The output of a properly instantiated CSPRNG should be indistinguishable from a random string of the same length. However, as previously discussed, this is not always true. To mitigate this problem, we propose an approach for wrapping the CSPRNG output with a construction that mixes secret data into a value that may be lacking randomness.
Let G(n) be an algorithm that generates n random bytes, i.e., the output of a CSPRNG. Define an augmented CSPRNG G' as follows. Let Sig(sk, m) be a function that computes a signature of message m given private key sk. Let H be a cryptographic hash function that produces output of length M. Let Extract(salt, IKM) be a randomness extraction function, e.g., HKDF-Extract [
RFC 5869], which accepts a salt and input keying material (IKM) parameter and produces a pseudorandom key of L bytes suitable for cryptographic use. It must be a secure PRF (for salt as a key of length M) and preserve uniformness of IKM (for details, see [

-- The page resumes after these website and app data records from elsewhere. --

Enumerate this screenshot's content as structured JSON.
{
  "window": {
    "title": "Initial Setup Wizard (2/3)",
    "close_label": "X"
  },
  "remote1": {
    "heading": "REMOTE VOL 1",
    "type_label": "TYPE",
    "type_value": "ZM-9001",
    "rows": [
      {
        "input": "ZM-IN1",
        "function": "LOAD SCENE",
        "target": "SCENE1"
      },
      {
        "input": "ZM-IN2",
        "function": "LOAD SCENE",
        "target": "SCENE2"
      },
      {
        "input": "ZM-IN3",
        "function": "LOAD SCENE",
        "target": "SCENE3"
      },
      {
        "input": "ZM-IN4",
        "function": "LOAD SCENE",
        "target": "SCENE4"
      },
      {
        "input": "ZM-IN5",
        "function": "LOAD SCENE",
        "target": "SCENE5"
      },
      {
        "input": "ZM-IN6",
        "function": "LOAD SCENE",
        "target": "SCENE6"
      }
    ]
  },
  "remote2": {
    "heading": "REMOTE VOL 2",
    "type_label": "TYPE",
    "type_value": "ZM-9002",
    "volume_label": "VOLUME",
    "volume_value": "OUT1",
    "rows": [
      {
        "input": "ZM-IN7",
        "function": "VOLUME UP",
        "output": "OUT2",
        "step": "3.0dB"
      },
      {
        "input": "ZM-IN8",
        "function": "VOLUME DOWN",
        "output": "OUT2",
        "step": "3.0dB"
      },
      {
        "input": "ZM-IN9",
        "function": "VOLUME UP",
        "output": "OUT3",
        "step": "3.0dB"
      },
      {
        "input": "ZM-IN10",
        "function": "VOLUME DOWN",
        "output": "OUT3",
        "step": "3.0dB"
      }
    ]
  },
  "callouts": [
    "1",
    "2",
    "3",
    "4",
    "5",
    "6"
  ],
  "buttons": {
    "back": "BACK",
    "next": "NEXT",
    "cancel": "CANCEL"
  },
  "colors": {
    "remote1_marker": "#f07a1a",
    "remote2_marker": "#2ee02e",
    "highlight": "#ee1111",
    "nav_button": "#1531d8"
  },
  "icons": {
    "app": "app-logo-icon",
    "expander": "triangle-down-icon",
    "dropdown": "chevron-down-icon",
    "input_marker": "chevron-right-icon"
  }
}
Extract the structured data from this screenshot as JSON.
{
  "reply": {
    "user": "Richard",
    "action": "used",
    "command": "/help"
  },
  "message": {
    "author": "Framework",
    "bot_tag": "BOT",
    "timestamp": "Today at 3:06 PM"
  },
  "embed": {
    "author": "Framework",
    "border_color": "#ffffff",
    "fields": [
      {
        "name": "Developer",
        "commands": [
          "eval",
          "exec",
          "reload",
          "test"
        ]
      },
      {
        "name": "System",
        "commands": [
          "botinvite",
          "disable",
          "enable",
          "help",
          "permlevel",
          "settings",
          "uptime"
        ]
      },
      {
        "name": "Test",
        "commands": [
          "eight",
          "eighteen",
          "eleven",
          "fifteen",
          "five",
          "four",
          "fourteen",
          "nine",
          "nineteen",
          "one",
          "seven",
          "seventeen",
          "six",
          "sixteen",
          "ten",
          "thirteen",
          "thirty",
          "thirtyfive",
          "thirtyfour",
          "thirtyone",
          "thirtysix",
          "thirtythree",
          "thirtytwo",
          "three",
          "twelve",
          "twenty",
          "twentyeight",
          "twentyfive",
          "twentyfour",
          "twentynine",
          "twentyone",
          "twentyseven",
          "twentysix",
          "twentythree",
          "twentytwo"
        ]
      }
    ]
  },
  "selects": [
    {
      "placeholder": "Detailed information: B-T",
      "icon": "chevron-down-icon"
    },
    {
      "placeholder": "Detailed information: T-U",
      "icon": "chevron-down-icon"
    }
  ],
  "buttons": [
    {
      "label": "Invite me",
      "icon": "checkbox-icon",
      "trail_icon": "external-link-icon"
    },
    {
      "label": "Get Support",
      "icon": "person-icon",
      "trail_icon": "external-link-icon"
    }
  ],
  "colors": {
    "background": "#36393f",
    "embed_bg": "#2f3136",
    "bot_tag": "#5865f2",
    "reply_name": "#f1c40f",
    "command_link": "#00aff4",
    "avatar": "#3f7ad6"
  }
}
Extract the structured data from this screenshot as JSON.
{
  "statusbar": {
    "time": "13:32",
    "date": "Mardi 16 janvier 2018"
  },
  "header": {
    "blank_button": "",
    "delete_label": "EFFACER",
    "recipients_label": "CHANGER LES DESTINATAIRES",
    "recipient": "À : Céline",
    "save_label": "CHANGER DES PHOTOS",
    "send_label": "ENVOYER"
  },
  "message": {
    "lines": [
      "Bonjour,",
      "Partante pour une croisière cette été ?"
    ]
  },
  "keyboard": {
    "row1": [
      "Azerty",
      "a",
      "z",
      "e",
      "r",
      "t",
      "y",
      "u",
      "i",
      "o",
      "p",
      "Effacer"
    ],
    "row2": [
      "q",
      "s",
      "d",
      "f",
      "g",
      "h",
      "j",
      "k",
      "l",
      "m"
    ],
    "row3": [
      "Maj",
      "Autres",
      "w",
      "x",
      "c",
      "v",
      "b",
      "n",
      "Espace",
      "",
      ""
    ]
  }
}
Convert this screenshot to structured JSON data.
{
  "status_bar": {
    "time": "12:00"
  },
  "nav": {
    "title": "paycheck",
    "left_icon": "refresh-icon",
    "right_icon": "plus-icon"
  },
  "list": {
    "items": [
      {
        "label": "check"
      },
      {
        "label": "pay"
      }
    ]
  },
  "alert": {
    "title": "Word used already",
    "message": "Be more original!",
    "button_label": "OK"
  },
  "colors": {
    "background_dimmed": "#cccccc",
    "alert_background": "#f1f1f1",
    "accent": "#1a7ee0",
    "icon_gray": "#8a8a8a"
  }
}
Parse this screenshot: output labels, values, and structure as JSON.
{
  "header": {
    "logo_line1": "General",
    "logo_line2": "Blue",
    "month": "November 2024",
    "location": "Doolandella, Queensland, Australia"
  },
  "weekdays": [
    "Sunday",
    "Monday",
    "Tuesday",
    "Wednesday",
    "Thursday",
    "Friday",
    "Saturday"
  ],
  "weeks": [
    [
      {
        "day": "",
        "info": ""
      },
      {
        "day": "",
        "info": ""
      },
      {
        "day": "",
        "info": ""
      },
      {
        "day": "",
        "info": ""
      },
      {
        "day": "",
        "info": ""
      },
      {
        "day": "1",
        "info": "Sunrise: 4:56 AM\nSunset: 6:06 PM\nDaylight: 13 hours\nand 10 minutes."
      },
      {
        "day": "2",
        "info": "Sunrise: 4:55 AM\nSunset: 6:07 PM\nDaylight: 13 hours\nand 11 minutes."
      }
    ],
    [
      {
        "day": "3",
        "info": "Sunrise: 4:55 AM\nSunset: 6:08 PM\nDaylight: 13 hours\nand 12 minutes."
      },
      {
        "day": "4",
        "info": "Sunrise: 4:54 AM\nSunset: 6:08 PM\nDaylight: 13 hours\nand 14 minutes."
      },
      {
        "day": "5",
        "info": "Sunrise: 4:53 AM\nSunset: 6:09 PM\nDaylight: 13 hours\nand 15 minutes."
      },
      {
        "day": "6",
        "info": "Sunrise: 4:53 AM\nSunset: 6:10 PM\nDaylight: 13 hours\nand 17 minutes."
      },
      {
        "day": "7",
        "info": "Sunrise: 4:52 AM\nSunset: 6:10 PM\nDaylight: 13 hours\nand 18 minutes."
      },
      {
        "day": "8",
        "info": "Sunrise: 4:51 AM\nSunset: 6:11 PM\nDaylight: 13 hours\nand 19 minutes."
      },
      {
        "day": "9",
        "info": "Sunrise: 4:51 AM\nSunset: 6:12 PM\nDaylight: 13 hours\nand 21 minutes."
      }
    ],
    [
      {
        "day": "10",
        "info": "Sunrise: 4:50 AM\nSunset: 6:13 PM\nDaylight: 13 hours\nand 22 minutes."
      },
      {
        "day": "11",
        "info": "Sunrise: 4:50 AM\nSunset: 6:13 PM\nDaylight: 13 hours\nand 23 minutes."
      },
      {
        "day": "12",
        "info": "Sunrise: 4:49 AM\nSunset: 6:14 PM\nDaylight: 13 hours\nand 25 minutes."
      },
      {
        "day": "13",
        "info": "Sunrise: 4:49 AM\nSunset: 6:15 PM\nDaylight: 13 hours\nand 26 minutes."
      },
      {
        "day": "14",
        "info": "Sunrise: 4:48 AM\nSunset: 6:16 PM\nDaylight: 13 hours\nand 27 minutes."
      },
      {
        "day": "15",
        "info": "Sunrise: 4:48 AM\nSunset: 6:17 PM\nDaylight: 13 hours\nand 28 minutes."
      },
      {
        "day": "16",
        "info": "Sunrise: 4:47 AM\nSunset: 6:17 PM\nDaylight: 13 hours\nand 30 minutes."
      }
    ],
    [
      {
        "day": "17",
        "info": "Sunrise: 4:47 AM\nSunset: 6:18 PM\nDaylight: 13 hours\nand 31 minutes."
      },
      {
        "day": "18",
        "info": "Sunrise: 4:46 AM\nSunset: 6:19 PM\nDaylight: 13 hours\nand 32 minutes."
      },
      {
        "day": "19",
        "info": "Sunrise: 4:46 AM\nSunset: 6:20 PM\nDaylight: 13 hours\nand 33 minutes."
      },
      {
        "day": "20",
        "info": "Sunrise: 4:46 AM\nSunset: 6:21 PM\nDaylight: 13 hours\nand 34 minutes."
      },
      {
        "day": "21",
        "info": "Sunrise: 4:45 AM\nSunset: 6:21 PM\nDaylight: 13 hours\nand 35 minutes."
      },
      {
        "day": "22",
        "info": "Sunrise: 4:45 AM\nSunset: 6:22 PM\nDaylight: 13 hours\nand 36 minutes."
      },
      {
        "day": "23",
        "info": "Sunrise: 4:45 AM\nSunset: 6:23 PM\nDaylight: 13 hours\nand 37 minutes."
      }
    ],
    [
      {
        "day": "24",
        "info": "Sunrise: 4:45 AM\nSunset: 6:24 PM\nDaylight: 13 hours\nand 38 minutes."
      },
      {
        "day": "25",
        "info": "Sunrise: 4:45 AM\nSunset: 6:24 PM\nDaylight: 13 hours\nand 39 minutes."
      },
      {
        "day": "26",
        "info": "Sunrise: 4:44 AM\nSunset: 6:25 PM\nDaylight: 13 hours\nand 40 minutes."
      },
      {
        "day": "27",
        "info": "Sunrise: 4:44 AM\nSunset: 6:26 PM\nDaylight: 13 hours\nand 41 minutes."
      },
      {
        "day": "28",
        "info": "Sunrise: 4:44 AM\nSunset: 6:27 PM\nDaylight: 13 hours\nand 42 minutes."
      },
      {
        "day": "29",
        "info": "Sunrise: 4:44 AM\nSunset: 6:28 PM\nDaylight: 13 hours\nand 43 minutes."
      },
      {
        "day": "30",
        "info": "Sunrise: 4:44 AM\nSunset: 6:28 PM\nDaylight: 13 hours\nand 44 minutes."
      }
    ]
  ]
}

SecAnalysis]). L
SHOULD be a fixed length. Let Expand(k, info, n) be a variable-length output PRF, e.g., HKDF-Expand [
RFC 5869], that takes as input a pseudorandom key k of L bytes, info string, and output length n, and produces output of n bytes. Finally, let tag1 be a fixed, context-dependent string, and let tag2 be a dynamically changing string (e.g., a counter) of L' bytes. We require that L >= n - L' for each value of tag2.
The construction works as follows. Instead of using G(n) when randomness is needed, use G'(n), where
G'(n) = Expand(Extract(H(Sig(sk, tag1)), G(L)), tag2, n)
Functionally, this expands n random bytes from a key derived from the CSPRNG output and signature over a fixed string (tag1). See
Section 4 for details about how "tag1" and "tag2" should be generated and used per invocation of the randomness wrapper. Expand() generates a string that is computationally indistinguishable from a truly random string of n bytes. Thus, the security of this construction depends upon the secrecy of H(Sig(sk, tag1)) and G(L). If the signature is leaked, then security of G'(n) reduces to the scenario wherein randomness is expanded directly from G(L).
If a private key sk is stored and used inside an HSM, then the signature calculation is implemented inside it, while all other operations (including calculation of a hash function, Extract function, and Expand function) can be implemented either inside or outside the HSM.
Sig(sk, tag1) need only be computed once for the lifetime of the randomness wrapper and
MUST NOT be used or exposed beyond its role in this computation. Additional recommendations for tag1 are given in the following section.
Sig
MUST be a deterministic signature function, e.g., deterministic Elliptic Curve Digital Signature Algorithm (ECDSA) [
RFC 6979], or use an independent (and completely reliable) entropy source, e.g., if Sig is implemented in an HSM with its own internal trusted entropy source for signature generation.
Because Sig(sk, tag1) can be cached, the relative cost of using G'(n) instead of G(n) tends to be negligible with respect to cryptographic operations in protocols such as TLS (the relatively inexpensive computational cost of HKDF-Extract and HKDF-Expand dominates when comparing G' to G). A description of the performance experiments and their results can be found in [
SecAnalysis].
Moreover, the values of G'(n) may be precomputed and pooled. This is possible since the construction depends solely upon the CSPRNG output and private key.